Task requirements
List the lines of this listing that hold the word "like".
========
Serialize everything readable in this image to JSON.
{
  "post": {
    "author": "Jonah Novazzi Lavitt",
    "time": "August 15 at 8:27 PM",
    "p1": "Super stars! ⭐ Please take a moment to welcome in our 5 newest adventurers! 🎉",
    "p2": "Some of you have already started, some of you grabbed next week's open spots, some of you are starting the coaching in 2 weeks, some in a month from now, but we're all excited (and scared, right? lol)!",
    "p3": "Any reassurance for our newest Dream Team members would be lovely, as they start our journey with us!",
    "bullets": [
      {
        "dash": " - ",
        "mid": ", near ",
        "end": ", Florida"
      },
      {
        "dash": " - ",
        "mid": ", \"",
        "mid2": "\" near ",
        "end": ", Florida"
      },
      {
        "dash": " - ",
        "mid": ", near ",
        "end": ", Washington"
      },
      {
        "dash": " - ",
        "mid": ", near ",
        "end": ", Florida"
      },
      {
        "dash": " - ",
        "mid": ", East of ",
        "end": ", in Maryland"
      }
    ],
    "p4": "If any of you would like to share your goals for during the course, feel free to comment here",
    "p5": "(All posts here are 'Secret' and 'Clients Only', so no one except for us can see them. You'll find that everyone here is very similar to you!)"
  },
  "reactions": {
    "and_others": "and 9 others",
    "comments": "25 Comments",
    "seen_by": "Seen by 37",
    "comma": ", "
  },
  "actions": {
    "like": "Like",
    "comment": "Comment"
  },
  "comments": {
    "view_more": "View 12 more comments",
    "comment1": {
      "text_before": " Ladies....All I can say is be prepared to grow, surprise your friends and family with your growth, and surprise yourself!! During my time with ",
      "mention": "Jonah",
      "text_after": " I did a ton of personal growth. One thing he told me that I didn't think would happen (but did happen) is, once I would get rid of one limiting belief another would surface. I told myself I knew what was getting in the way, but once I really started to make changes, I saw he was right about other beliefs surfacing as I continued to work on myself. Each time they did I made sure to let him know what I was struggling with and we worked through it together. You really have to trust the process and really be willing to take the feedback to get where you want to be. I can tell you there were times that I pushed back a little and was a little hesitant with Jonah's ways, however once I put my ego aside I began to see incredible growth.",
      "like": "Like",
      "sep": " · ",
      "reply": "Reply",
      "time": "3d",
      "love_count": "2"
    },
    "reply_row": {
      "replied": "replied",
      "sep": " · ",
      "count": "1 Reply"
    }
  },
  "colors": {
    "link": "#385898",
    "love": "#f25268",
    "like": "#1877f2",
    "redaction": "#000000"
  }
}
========
Response box
    "p4": "If any of you would like to share your goals for during the course, feel free to comment here",
    "like": "Like",
      "like": "Like",
    "like": "#1877f2",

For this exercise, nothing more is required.